Company founder and former President Patrick Moore owned 234,000,000 million of those shares, for which he paid $9,000 back in June of 2010. The next 104,000,000 shares were sold to 25 investors in order to bring up the number of share holders to the number required by the SEC. These 25 shareholders paid 1/26 of a penny per share for a total of $40,000.  Then just last August, in a move designed to make Patrick Moore seem distanced form the company, 28 year old Amway-style peddler, Jason Gerteisen took over as President. He was promptly issued 26 million shares of stock.
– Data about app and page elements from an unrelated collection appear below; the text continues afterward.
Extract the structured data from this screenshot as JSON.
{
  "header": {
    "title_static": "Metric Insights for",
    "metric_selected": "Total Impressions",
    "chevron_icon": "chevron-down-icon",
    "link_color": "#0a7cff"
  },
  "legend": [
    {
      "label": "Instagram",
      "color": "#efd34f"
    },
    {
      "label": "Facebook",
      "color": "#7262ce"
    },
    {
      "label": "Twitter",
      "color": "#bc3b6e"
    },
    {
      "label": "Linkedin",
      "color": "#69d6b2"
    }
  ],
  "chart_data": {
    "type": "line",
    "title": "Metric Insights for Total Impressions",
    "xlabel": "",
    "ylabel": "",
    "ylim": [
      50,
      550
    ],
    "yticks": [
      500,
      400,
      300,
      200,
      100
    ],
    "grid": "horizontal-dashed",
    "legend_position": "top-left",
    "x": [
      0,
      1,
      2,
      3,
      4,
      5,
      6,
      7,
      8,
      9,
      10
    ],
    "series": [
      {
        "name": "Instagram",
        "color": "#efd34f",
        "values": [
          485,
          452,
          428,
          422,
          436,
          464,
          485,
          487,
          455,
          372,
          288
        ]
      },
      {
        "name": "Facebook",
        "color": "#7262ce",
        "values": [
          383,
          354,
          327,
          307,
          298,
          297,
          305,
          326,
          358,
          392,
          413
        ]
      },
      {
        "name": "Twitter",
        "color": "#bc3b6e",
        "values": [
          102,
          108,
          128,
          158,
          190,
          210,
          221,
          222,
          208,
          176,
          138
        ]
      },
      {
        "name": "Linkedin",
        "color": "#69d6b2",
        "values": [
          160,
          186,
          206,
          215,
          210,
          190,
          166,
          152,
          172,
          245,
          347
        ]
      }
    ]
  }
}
Finally, 157,560,000 shares were issued to the shareholders of Instant Website Technology, Inc, in an acquisition designed to give AMWI the appearance of an asset.
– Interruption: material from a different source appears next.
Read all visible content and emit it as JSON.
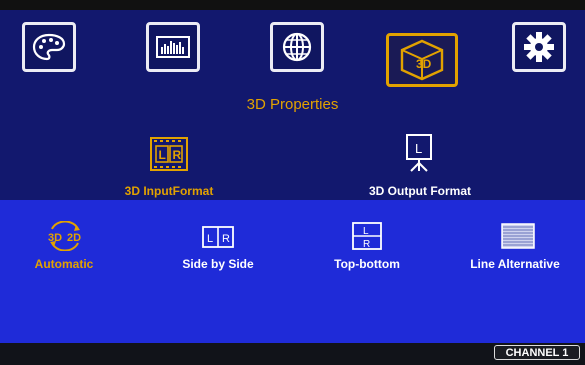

A look at Instant Website Technology, Inc, cinched the AMWI Pump & Dump.  According to SEC filings, Instant Website is controlled by Phillip Keuber, a participant in several penny stocks schemes in the past, including previously profiled Pump & Dump scheme, WRIT. As we stated earlier, WRIT and AMWI shared the same Beverly Hills address, along with Keuber's many other penny stock frauds.

The market cap of this cashless, intrinsically assetless Ponzi-scheme reached $744 million just prior to dump facilitated by Sharp's press release.  At that time, Moore's initial 17 month old $9,000 investment was valued at over $325 million.  Golden boy Gerteisen, who had been President for 3 months, was suddenly worth $36.14 million and Keuber's sale of air, aka Instant Website Technology, benefited him to the tune of over $219 million.  Since there is no way to justify a market cap of even $1 million, never mind $744 million, does anybody want to say, with a straight face, that a Pump & Dump scheme was not afoot?

Incidentally and according to SEC filings, on December 8th, Gerteisen registered another 138,500,000 shares in his name, apparently received on December 7th, without reference as to why it was given to him.  Did he run out of stock already?  Or have the insiders collectively already sold so much stock that they were about to lose control of the company and needed to use their figurehead to maintain it?  At any rate, the newly issued stock had a value of $191 million prior to the crash and it's hard to imaging the Gerteisen had done anything in 3 months to earn that bonus.   We suspect that the latter scenario is true and the control position was in jeopardy.  Don't forget that the insiders knew that the Sharp press release was imminent and that they had little time to dump their stock onto the street.

As crusaders against stock market fraud ourselves, we stand behind Mr Sharp's decision to paint AMWI with the same brush as WRIT and believe that he has prevented the perpetrators of the AMWI fraud from further lining their pockets at the expense of gullible prey.  What we find unfortunate, with mixed feelings, is that Sharp waited as long as he did to disseminate his press release, as obviously an earlier warning would have prevented considerable loss.  And yet, he is not responsible for anybody's gullibility or neglect to investigate their own investment.  We sympathize with Sharp when he says that he felt obligated to give AMWI insiders every chance to refute his allegations and the responsibility he felt to confirm the facts.  Still, we wouldn't blame anybody for criticizing Sharp over his late heroics.  That having been said, we place the blame for investor losses entirely at the feet of the AMWI insiders and the group of touts for conducting this notorious Pump & Dump and also point an accusatory finger at AMWI and attorney Ron Stauber for allowing the scheme to continue without comment, even after the revelation of Sharp's press release.